Korea Talks defuse tension

2 September 2015

The world has become used to an increase in tension between the DPRK and South Korea during the annual military manoeuvres between the US and South Korea.  But this time the stand-off reached a new and heightened stage after two South Korean border guards were badly injured due to an alleged North Korean mine. This led to a brief exchange of artillery fire between the two sides with, fortunately, no one being injured.

As a result of the land-mine injuries the South restarted its propaganda broadcasts to the North, a move that infuriated the DPRK authorities. Pyongyang then ordered its troops on to a war footing while Seoul warned that it would retaliate harshly to any acts of aggression. About 4,000 residents were also evacuated from border areas in South Korea.

After more than 48 hours of talks at the DMZ a deal was reached after the North, which initially denied planting the mine, agreed to express "regret" and pulled back its troops deployed to the frontline.

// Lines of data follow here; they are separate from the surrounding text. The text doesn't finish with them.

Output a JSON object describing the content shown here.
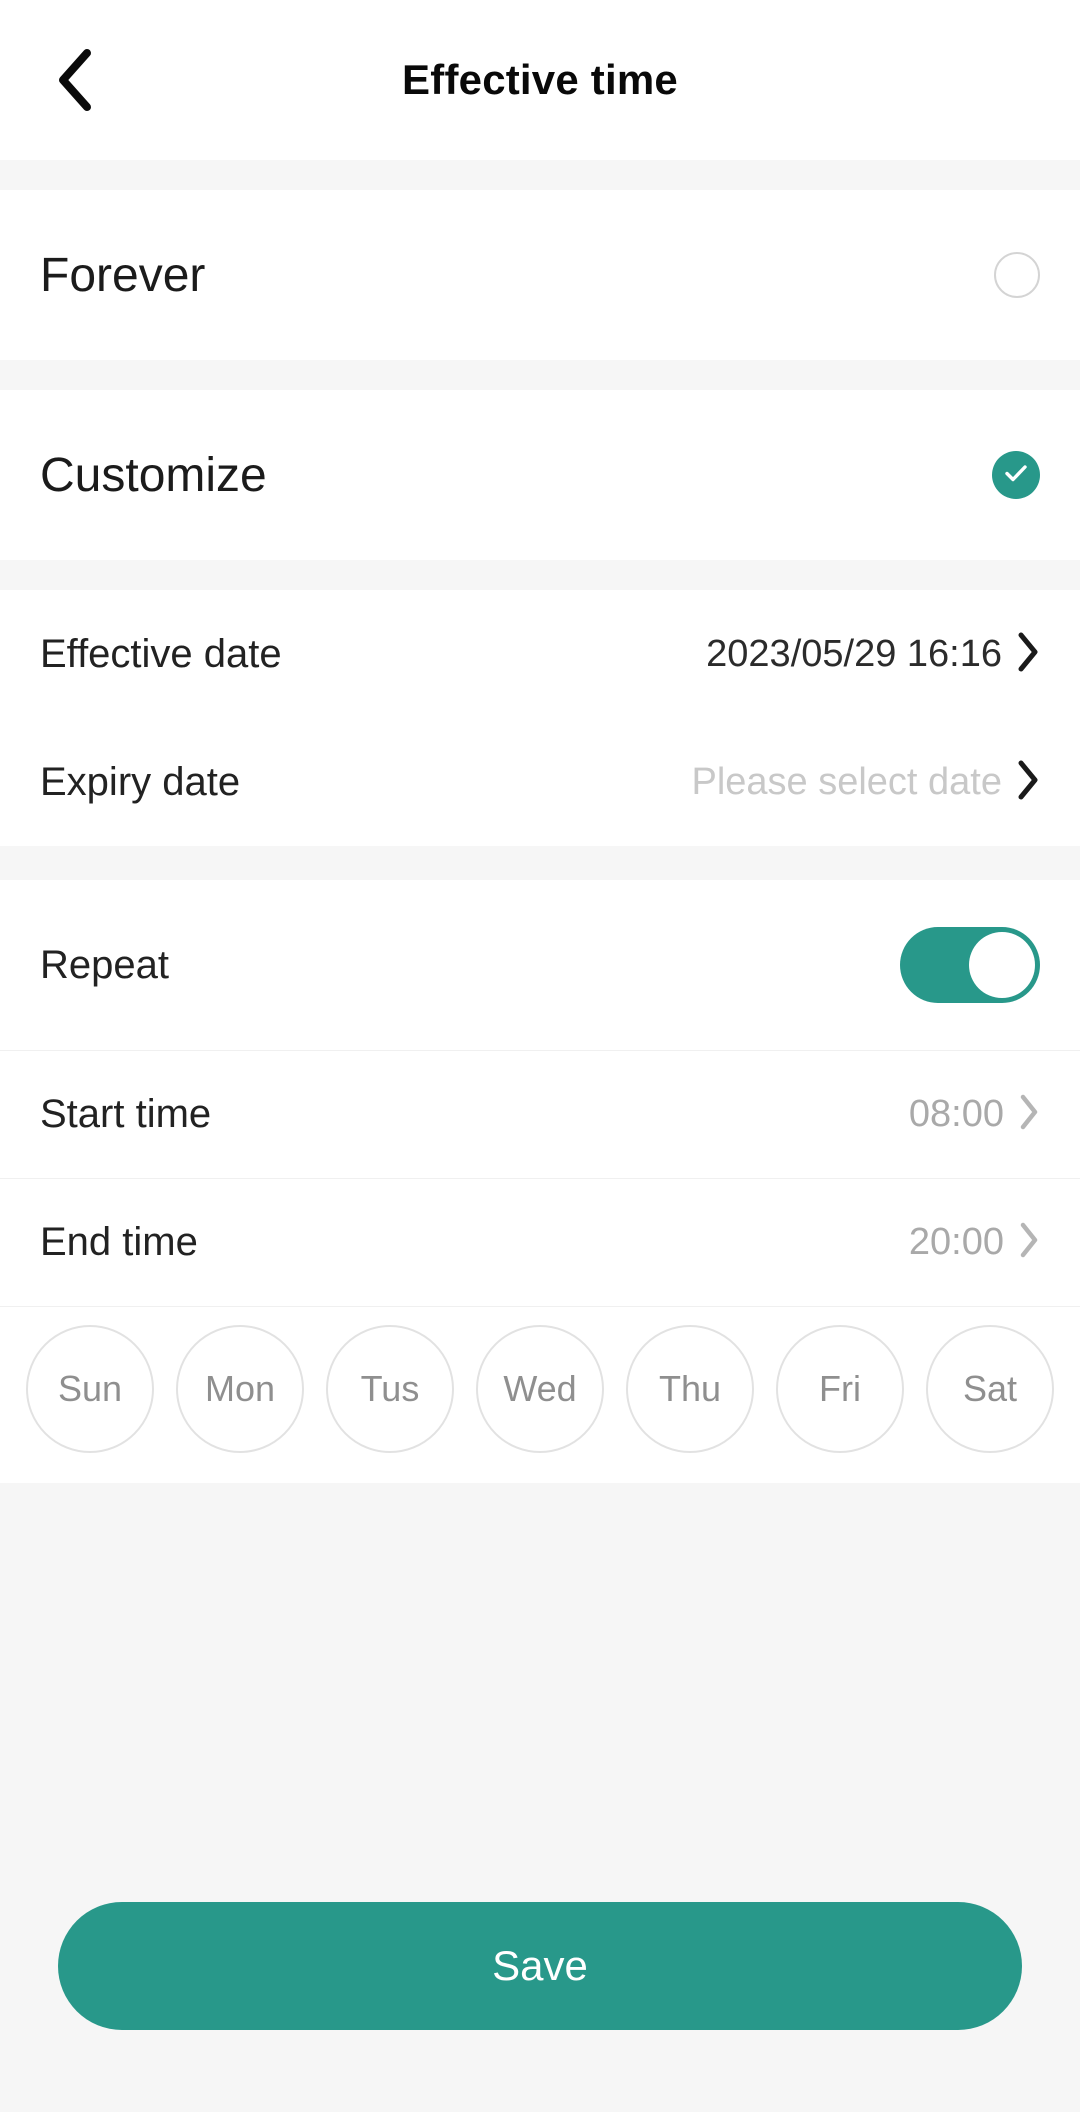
{
  "header": {
    "title": "Effective time",
    "back_icon": "chevron-left-icon"
  },
  "mode": {
    "forever": {
      "label": "Forever",
      "selected": false
    },
    "customize": {
      "label": "Customize",
      "selected": true,
      "check_icon": "check-icon"
    }
  },
  "dates": {
    "effective": {
      "label": "Effective date",
      "value": "2023/05/29 16:16",
      "chevron_icon": "chevron-right-icon"
    },
    "expiry": {
      "label": "Expiry date",
      "placeholder": "Please select date",
      "chevron_icon": "chevron-right-icon"
    }
  },
  "schedule": {
    "repeat": {
      "label": "Repeat",
      "enabled": true
    },
    "start_time": {
      "label": "Start time",
      "value": "08:00",
      "chevron_icon": "chevron-right-icon"
    },
    "end_time": {
      "label": "End time",
      "value": "20:00",
      "chevron_icon": "chevron-right-icon"
    },
    "days": [
      {
        "label": "Sun",
        "selected": false
      },
      {
        "label": "Mon",
        "selected": false
      },
      {
        "label": "Tus",
        "selected": false
      },
      {
        "label": "Wed",
        "selected": false
      },
      {
        "label": "Thu",
        "selected": false
      },
      {
        "label": "Fri",
        "selected": false
      },
      {
        "label": "Sat",
        "selected": false
      }
    ]
  },
  "footer": {
    "save_label": "Save"
  },
  "colors": {
    "accent": "#28988a",
    "page_bg": "#f6f6f6",
    "card_bg": "#ffffff",
    "text_primary": "#222222",
    "text_muted": "#c8c8c8"
  }
}
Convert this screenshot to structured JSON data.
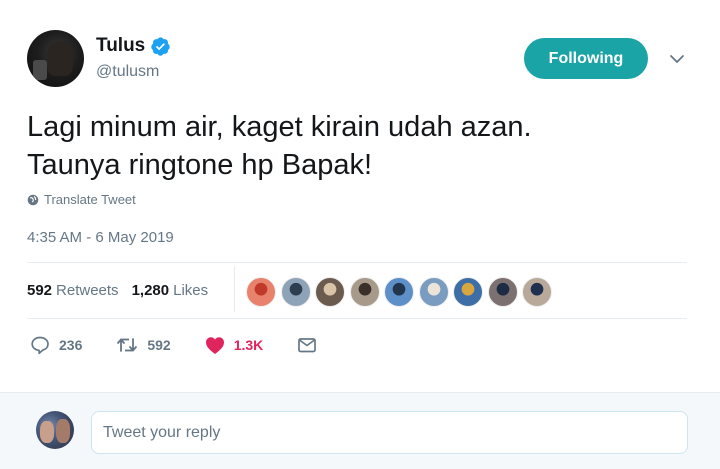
{
  "user": {
    "display_name": "Tulus",
    "handle": "@tulusm",
    "verified_icon": "verified-badge-icon",
    "follow_label": "Following"
  },
  "tweet": {
    "lines": [
      "Lagi minum air, kaget kirain udah azan.",
      "Taunya ringtone hp Bapak!"
    ],
    "translate_label": "Translate Tweet",
    "timestamp": "4:35 AM - 6 May 2019"
  },
  "stats": {
    "retweets_count": "592",
    "retweets_label": "Retweets",
    "likes_count": "1,280",
    "likes_label": "Likes"
  },
  "likers": [
    {
      "color": "#e8826c",
      "accent": "#c0392b"
    },
    {
      "color": "#8fa3b8",
      "accent": "#2c3e50"
    },
    {
      "color": "#6b5b4e",
      "accent": "#d9c2a7"
    },
    {
      "color": "#a89a8a",
      "accent": "#3b2f2a"
    },
    {
      "color": "#5d8fc9",
      "accent": "#22354d"
    },
    {
      "color": "#7a9cc0",
      "accent": "#ede4d8"
    },
    {
      "color": "#3e6ea6",
      "accent": "#d8a640"
    },
    {
      "color": "#7c7070",
      "accent": "#1d2b45"
    },
    {
      "color": "#b8a99a",
      "accent": "#203050"
    }
  ],
  "actions": {
    "reply_count": "236",
    "retweet_count": "592",
    "like_count": "1.3K"
  },
  "reply": {
    "placeholder": "Tweet your reply"
  },
  "colors": {
    "accent": "#1ba4a6",
    "like": "#e0245e",
    "verified": "#1da1f2",
    "muted": "#657786"
  }
}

South Korea agreed to stop the propaganda broadcasts and President Park Geun-hye said the deal "could serve as an occasion to resolve all inter-Korean issues through trust". Few people believed her.

Both countries also agreed to work towards a resumption of reunions for families separated during the Korean War. This, along with the sensitive issue of the Japanese abductees, is a perennial bone of dispute.

South Korea’s national security adviser and chief negotiator Kim Kwan-jin said there would be follow-up talks to discuss a range of issues on improving ties. But he added that it was not the right time to push for a leaders' summit.

There was speculation that President Park might meet DPRK supreme leader, Kim Jong-un, in Beijing during the 3 September parade to mark the end of the Second World War. But the DPRK leader decided not to attend. Indeed he still has to make his first foreign visit.

The outcome is what most observers expected, though the tension has been ratcheted up compared to recent years. Some consider these regular crises are manufactured and others that they are the result of misunderstandings in a highly-armed, permanent stand-off. Others suggest that it is a way for the DPRK to remind Washington and Seoul that it should not be ignored.

The EU made no statement on the incidents but inter-Korea relations will be high on the agenda when President Tusk visits Seoul on 15 September.

The DPRK view of the incident and Korean unification can be found below.

Statement issued by the Spokesman of the Institute for American Studies of the Ministry of Foreign Affairs of the Democratic People’s Republic of Korea
Report of the Institute of Disarmament and Peace, Ministry of Foreign Affairs, the DPRK - The Three Charters for national reunification are a great program for reunification common to the nation
Kim Ye Jin, Researcher, Institute for Disarmament and Peace, Ministry of Foreign Affairs, DPRK - Well-balanced approach to the issues on the Korean peninsula and Northeast Asia